A dinner in a starred restaurant isn’t about what’s on the plate, at least not only: it’s about “dressing up”, it’s the waiting, the “studied” attitude in front of the waiter who welcomes you to take your coats and move away the chair, it’s looking around to admire the furniture pretending to be accustomed to so much luxury, tasting a gram of coral cream or risotto with gold leaf just to feel like a pasha… this is the experience.

Distinctiveness #3: Plan-ahead for a long-term vision

Focusing 100% on the experience is a double-edged sword: it can make you irreplaceable, but it can also deprive you of the possibility of a plan b.

Not everything can be replaced with the perceived value and offering an experience.

Being amazed by a spectacle of nature, getting to know new places, bathing your feet in the crystal clear waters of an island… these are experiences that cannot be replicated and will be heavily limited by the effects of the epidemic. This is why tourism will be one of the most affected sectors.

What solutions are you inspired by?

For over a month, Disney has activated promotional campaigns for bookings for the 2021 season at Disneyland.

This is why in Italy there is so much talking about promotional and communication initiatives aimed at stimulating domestic tourism. Initiatives like the RiparTiAmo manifesto or #iorestoinitalia are welcome.

Disney’s slogan, however, is not “Let’s introduce Disneyland to the French”, but “Pay now and come from all over the world in 2021”. They look beyond: monetize today, and secure the long-term. The near future will follow its own dynamics that are currently unpredictable. If there is a possibility of traveling, domestic travel will certainly be favored, so an awareness campaign from this perspective may make sense, but it is an attempt that cannot absorb all the available resources.

And you can bet that in the coming months we will see many initiatives related to tourism marketing arise. Because, in fact, it is the only way forward.

So what?

The ambition of this article is to generate a self-criticism for entrepreneurs.

What happened is something no entrepreneur could have predicted or prevented. It was a blow between the head and neck that could not be avoided. And now, although it is a natural behavior, there is no point in feeling sorry for yourself. As painful as it may be, the only way to deal with current events in a constructive way is to raise your head, look in the mirror, and make a calm self-criticism without self-justifications.
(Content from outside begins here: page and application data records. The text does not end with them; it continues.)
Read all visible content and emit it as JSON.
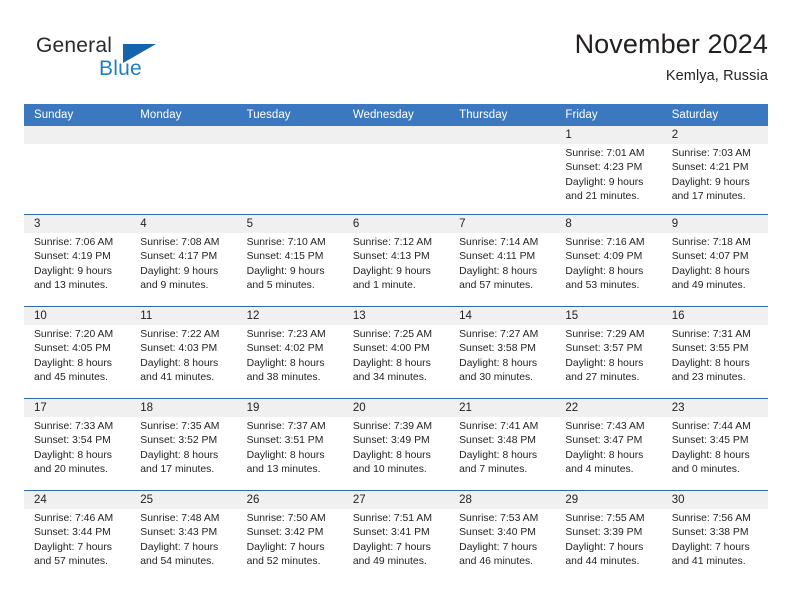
{
  "brand": {
    "name_part1": "General",
    "name_part2": "Blue",
    "triangle_color": "#1664ad",
    "blue_color": "#1f7fc6"
  },
  "header": {
    "title": "November 2024",
    "subtitle": "Kemlya, Russia"
  },
  "theme": {
    "header_row_bg": "#3b78bf",
    "day_number_bg": "#f0f0f0",
    "row_divider": "#2e6ba8",
    "text": "#231f20"
  },
  "weekdays": [
    "Sunday",
    "Monday",
    "Tuesday",
    "Wednesday",
    "Thursday",
    "Friday",
    "Saturday"
  ],
  "weeks": [
    [
      {
        "date": "",
        "sunrise": "",
        "sunset": "",
        "daylight_line1": "",
        "daylight_line2": ""
      },
      {
        "date": "",
        "sunrise": "",
        "sunset": "",
        "daylight_line1": "",
        "daylight_line2": ""
      },
      {
        "date": "",
        "sunrise": "",
        "sunset": "",
        "daylight_line1": "",
        "daylight_line2": ""
      },
      {
        "date": "",
        "sunrise": "",
        "sunset": "",
        "daylight_line1": "",
        "daylight_line2": ""
      },
      {
        "date": "",
        "sunrise": "",
        "sunset": "",
        "daylight_line1": "",
        "daylight_line2": ""
      },
      {
        "date": "1",
        "sunrise": "Sunrise: 7:01 AM",
        "sunset": "Sunset: 4:23 PM",
        "daylight_line1": "Daylight: 9 hours",
        "daylight_line2": "and 21 minutes."
      },
      {
        "date": "2",
        "sunrise": "Sunrise: 7:03 AM",
        "sunset": "Sunset: 4:21 PM",
        "daylight_line1": "Daylight: 9 hours",
        "daylight_line2": "and 17 minutes."
      }
    ],
    [
      {
        "date": "3",
        "sunrise": "Sunrise: 7:06 AM",
        "sunset": "Sunset: 4:19 PM",
        "daylight_line1": "Daylight: 9 hours",
        "daylight_line2": "and 13 minutes."
      },
      {
        "date": "4",
        "sunrise": "Sunrise: 7:08 AM",
        "sunset": "Sunset: 4:17 PM",
        "daylight_line1": "Daylight: 9 hours",
        "daylight_line2": "and 9 minutes."
      },
      {
        "date": "5",
        "sunrise": "Sunrise: 7:10 AM",
        "sunset": "Sunset: 4:15 PM",
        "daylight_line1": "Daylight: 9 hours",
        "daylight_line2": "and 5 minutes."
      },
      {
        "date": "6",
        "sunrise": "Sunrise: 7:12 AM",
        "sunset": "Sunset: 4:13 PM",
        "daylight_line1": "Daylight: 9 hours",
        "daylight_line2": "and 1 minute."
      },
      {
        "date": "7",
        "sunrise": "Sunrise: 7:14 AM",
        "sunset": "Sunset: 4:11 PM",
        "daylight_line1": "Daylight: 8 hours",
        "daylight_line2": "and 57 minutes."
      },
      {
        "date": "8",
        "sunrise": "Sunrise: 7:16 AM",
        "sunset": "Sunset: 4:09 PM",
        "daylight_line1": "Daylight: 8 hours",
        "daylight_line2": "and 53 minutes."
      },
      {
        "date": "9",
        "sunrise": "Sunrise: 7:18 AM",
        "sunset": "Sunset: 4:07 PM",
        "daylight_line1": "Daylight: 8 hours",
        "daylight_line2": "and 49 minutes."
      }
    ],
    [
      {
        "date": "10",
        "sunrise": "Sunrise: 7:20 AM",
        "sunset": "Sunset: 4:05 PM",
        "daylight_line1": "Daylight: 8 hours",
        "daylight_line2": "and 45 minutes."
      },
      {
        "date": "11",
        "sunrise": "Sunrise: 7:22 AM",
        "sunset": "Sunset: 4:03 PM",
        "daylight_line1": "Daylight: 8 hours",
        "daylight_line2": "and 41 minutes."
      },
      {
        "date": "12",
        "sunrise": "Sunrise: 7:23 AM",
        "sunset": "Sunset: 4:02 PM",
        "daylight_line1": "Daylight: 8 hours",
        "daylight_line2": "and 38 minutes."
      },
      {
        "date": "13",
        "sunrise": "Sunrise: 7:25 AM",
        "sunset": "Sunset: 4:00 PM",
        "daylight_line1": "Daylight: 8 hours",
        "daylight_line2": "and 34 minutes."
      },
      {
        "date": "14",
        "sunrise": "Sunrise: 7:27 AM",
        "sunset": "Sunset: 3:58 PM",
        "daylight_line1": "Daylight: 8 hours",
        "daylight_line2": "and 30 minutes."
      },
      {
        "date": "15",
        "sunrise": "Sunrise: 7:29 AM",
        "sunset": "Sunset: 3:57 PM",
        "daylight_line1": "Daylight: 8 hours",
        "daylight_line2": "and 27 minutes."
      },
      {
        "date": "16",
        "sunrise": "Sunrise: 7:31 AM",
        "sunset": "Sunset: 3:55 PM",
        "daylight_line1": "Daylight: 8 hours",
        "daylight_line2": "and 23 minutes."
      }
    ],
    [
      {
        "date": "17",
        "sunrise": "Sunrise: 7:33 AM",
        "sunset": "Sunset: 3:54 PM",
        "daylight_line1": "Daylight: 8 hours",
        "daylight_line2": "and 20 minutes."
      },
      {
        "date": "18",
        "sunrise": "Sunrise: 7:35 AM",
        "sunset": "Sunset: 3:52 PM",
        "daylight_line1": "Daylight: 8 hours",
        "daylight_line2": "and 17 minutes."
      },
      {
        "date": "19",
        "sunrise": "Sunrise: 7:37 AM",
        "sunset": "Sunset: 3:51 PM",
        "daylight_line1": "Daylight: 8 hours",
        "daylight_line2": "and 13 minutes."
      },
      {
        "date": "20",
        "sunrise": "Sunrise: 7:39 AM",
        "sunset": "Sunset: 3:49 PM",
        "daylight_line1": "Daylight: 8 hours",
        "daylight_line2": "and 10 minutes."
      },
      {
        "date": "21",
        "sunrise": "Sunrise: 7:41 AM",
        "sunset": "Sunset: 3:48 PM",
        "daylight_line1": "Daylight: 8 hours",
        "daylight_line2": "and 7 minutes."
      },
      {
        "date": "22",
        "sunrise": "Sunrise: 7:43 AM",
        "sunset": "Sunset: 3:47 PM",
        "daylight_line1": "Daylight: 8 hours",
        "daylight_line2": "and 4 minutes."
      },
      {
        "date": "23",
        "sunrise": "Sunrise: 7:44 AM",
        "sunset": "Sunset: 3:45 PM",
        "daylight_line1": "Daylight: 8 hours",
        "daylight_line2": "and 0 minutes."
      }
    ],
    [
      {
        "date": "24",
        "sunrise": "Sunrise: 7:46 AM",
        "sunset": "Sunset: 3:44 PM",
        "daylight_line1": "Daylight: 7 hours",
        "daylight_line2": "and 57 minutes."
      },
      {
        "date": "25",
        "sunrise": "Sunrise: 7:48 AM",
        "sunset": "Sunset: 3:43 PM",
        "daylight_line1": "Daylight: 7 hours",
        "daylight_line2": "and 54 minutes."
      },
      {
        "date": "26",
        "sunrise": "Sunrise: 7:50 AM",
        "sunset": "Sunset: 3:42 PM",
        "daylight_line1": "Daylight: 7 hours",
        "daylight_line2": "and 52 minutes."
      },
      {
        "date": "27",
        "sunrise": "Sunrise: 7:51 AM",
        "sunset": "Sunset: 3:41 PM",
        "daylight_line1": "Daylight: 7 hours",
        "daylight_line2": "and 49 minutes."
      },
      {
        "date": "28",
        "sunrise": "Sunrise: 7:53 AM",
        "sunset": "Sunset: 3:40 PM",
        "daylight_line1": "Daylight: 7 hours",
        "daylight_line2": "and 46 minutes."
      },
      {
        "date": "29",
        "sunrise": "Sunrise: 7:55 AM",
        "sunset": "Sunset: 3:39 PM",
        "daylight_line1": "Daylight: 7 hours",
        "daylight_line2": "and 44 minutes."
      },
      {
        "date": "30",
        "sunrise": "Sunrise: 7:56 AM",
        "sunset": "Sunset: 3:38 PM",
        "daylight_line1": "Daylight: 7 hours",
        "daylight_line2": "and 41 minutes."
      }
    ]
  ]
}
Let’s look ourselves, as entrepreneurs, straight in the eye. Let’s look at our business. Let’s put ourselves in our customers’ shoes and use our empathy to understand how we are perceived, and how the product/service we are offering is perceived TODAY, and how our professionalism is seen TODAY.

And then ask yourself: am I replaceable? Do I offer an experience? How can I look at the future with a non-sighted gaze?

Nobody saves themselves. We will not be saved by “waiting for the storm to pass”. The integration of skills will be crucial, today like never before taking a not thought-after step risks to be a costly move, one without a remedy.